Website and app data records »
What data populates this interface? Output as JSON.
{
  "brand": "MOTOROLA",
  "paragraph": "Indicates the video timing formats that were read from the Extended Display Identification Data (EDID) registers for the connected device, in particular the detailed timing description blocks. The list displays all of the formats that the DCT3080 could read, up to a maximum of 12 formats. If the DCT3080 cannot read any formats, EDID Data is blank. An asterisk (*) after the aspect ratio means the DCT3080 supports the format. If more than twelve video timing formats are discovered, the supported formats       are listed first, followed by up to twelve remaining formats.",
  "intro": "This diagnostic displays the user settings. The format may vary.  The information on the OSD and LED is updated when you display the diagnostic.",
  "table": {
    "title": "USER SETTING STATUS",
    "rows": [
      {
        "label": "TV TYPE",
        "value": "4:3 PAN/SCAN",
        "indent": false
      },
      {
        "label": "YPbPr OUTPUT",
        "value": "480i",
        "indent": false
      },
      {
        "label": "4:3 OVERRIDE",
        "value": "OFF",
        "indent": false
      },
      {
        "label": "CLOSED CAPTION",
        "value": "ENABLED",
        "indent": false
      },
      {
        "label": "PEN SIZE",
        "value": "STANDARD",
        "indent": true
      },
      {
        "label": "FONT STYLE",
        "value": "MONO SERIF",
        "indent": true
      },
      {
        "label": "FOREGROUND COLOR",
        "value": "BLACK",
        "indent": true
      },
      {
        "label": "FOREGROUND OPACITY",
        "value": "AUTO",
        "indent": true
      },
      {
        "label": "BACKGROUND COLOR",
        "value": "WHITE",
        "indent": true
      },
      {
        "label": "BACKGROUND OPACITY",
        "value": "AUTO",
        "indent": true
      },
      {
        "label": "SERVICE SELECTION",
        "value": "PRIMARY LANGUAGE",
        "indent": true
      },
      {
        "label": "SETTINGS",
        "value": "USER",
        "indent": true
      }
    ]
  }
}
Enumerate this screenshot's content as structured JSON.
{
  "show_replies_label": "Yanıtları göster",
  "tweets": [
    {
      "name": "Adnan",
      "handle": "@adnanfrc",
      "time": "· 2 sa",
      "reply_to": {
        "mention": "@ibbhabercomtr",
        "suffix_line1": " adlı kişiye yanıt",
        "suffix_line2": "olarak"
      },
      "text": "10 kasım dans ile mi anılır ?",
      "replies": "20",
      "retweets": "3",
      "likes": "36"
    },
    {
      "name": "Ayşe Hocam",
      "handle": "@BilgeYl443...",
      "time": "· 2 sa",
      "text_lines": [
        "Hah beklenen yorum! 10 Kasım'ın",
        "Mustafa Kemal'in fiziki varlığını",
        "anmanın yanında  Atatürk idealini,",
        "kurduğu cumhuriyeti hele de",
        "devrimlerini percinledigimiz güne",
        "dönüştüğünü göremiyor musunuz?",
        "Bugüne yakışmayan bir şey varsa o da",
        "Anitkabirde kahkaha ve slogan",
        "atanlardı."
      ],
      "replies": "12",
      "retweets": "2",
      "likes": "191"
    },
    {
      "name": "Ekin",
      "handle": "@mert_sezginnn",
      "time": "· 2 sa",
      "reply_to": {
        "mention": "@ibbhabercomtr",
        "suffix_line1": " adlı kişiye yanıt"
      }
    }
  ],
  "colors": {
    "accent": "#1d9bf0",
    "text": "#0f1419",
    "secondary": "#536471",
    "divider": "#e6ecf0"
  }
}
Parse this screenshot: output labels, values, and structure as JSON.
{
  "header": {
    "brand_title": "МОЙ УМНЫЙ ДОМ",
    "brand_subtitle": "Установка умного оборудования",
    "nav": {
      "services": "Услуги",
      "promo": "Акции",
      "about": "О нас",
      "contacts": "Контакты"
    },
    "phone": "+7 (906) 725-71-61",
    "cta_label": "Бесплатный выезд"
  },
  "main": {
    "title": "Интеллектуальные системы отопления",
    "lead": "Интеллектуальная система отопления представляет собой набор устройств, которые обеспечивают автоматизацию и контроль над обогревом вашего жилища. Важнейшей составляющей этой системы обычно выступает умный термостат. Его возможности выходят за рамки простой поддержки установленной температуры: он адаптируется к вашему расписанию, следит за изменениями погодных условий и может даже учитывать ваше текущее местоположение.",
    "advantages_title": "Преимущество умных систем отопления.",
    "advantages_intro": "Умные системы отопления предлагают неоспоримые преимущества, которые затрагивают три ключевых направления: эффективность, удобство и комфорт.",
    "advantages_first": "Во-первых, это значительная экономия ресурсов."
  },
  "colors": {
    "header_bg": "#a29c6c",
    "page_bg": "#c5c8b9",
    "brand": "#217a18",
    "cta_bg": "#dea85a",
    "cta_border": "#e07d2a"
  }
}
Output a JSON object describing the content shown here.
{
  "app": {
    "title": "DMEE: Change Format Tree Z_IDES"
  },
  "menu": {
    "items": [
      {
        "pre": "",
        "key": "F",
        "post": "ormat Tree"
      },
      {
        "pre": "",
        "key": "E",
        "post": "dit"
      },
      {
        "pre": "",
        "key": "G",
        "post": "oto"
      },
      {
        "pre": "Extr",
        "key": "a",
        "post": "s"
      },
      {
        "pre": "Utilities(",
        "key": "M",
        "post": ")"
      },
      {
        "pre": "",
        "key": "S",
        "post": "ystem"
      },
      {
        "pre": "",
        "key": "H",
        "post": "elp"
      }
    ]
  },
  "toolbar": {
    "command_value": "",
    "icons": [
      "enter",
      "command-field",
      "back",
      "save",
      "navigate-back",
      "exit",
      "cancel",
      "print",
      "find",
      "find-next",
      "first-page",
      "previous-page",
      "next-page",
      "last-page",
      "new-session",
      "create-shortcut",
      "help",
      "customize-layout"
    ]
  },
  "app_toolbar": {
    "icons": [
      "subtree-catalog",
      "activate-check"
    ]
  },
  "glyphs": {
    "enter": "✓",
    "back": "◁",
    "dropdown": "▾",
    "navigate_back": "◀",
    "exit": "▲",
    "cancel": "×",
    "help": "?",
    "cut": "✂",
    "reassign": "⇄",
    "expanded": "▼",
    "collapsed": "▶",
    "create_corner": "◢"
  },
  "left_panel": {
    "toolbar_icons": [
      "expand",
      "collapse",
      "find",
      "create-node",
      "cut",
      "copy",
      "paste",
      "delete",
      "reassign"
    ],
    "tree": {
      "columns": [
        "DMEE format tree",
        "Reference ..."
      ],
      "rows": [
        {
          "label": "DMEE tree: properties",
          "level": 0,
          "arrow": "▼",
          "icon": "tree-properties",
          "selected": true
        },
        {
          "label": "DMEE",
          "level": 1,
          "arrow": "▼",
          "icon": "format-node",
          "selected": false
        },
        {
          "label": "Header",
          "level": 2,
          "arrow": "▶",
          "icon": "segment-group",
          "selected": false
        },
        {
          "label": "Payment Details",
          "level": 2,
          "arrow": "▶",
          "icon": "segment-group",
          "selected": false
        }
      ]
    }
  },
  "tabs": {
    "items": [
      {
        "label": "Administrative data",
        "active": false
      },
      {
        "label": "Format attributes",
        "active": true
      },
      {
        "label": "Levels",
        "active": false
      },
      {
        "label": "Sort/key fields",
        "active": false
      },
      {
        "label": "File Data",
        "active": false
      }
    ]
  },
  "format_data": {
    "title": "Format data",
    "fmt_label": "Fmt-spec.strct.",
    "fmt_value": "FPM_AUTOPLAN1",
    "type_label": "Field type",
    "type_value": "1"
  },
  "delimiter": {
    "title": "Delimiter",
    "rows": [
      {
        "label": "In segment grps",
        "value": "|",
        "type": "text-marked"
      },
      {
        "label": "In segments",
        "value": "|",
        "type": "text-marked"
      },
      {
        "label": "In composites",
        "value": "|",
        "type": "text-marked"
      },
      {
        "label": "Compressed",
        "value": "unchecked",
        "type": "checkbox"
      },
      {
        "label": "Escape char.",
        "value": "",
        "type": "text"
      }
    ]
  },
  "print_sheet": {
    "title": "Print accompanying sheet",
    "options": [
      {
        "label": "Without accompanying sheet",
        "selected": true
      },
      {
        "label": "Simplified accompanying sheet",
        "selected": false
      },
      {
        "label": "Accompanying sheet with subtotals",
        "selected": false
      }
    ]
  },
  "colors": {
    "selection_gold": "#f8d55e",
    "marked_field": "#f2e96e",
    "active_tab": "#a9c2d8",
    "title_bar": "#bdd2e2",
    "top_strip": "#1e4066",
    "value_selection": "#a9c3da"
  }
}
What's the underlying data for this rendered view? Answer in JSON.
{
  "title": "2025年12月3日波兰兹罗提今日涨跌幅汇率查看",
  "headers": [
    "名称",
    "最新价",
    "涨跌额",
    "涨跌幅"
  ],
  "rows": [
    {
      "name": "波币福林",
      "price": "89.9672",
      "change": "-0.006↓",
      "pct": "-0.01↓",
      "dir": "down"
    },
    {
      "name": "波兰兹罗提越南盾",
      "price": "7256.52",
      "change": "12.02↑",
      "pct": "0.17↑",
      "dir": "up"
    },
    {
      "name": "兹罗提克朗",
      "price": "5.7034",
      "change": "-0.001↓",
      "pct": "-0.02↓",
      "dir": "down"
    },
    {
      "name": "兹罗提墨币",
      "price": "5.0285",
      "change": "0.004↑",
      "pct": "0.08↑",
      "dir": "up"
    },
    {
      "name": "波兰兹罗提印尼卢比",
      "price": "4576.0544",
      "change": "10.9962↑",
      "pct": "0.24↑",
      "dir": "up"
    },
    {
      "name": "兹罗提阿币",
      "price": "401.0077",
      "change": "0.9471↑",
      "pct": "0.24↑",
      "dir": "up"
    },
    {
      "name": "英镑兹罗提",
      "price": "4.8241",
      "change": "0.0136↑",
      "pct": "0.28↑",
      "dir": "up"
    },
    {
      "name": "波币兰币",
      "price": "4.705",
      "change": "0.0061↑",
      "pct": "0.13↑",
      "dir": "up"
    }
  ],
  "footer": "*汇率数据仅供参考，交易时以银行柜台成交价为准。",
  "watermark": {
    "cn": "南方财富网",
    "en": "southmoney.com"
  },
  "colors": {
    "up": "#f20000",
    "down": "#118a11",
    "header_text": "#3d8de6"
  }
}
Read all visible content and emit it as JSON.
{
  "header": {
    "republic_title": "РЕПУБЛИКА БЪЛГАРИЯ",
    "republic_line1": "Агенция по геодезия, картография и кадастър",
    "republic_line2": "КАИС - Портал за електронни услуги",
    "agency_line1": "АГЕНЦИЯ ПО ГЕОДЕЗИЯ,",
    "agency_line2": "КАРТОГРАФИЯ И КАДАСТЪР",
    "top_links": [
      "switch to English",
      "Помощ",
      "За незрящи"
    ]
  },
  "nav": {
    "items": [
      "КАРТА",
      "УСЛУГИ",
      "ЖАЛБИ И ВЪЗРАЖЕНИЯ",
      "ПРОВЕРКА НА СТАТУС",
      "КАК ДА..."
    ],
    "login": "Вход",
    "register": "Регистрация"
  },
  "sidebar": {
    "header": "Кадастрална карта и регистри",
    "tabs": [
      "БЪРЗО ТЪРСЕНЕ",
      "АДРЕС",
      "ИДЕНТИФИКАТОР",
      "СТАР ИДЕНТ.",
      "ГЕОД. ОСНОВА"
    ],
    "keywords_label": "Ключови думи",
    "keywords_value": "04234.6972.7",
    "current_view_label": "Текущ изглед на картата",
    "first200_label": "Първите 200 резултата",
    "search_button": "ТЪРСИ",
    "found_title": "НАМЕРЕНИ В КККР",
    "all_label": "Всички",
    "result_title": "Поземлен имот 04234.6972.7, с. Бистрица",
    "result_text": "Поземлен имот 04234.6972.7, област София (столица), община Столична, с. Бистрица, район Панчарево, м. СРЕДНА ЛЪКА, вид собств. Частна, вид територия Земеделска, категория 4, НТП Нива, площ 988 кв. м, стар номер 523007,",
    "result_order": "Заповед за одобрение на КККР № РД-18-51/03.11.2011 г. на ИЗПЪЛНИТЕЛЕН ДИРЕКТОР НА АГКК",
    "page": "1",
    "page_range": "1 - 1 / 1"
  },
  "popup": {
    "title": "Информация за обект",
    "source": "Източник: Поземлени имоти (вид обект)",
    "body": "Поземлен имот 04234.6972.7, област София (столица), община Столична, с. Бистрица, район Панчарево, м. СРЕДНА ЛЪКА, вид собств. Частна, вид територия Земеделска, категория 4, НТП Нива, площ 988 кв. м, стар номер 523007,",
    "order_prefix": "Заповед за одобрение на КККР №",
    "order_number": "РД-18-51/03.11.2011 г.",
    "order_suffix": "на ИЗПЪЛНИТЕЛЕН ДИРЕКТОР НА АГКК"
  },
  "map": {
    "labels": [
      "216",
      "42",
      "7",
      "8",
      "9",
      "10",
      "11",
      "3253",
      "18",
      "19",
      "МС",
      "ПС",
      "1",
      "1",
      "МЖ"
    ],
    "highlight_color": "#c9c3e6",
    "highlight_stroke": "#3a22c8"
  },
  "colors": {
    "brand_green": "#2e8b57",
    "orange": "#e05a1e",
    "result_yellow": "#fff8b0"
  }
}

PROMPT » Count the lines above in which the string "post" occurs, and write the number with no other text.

THE ANSWER » 7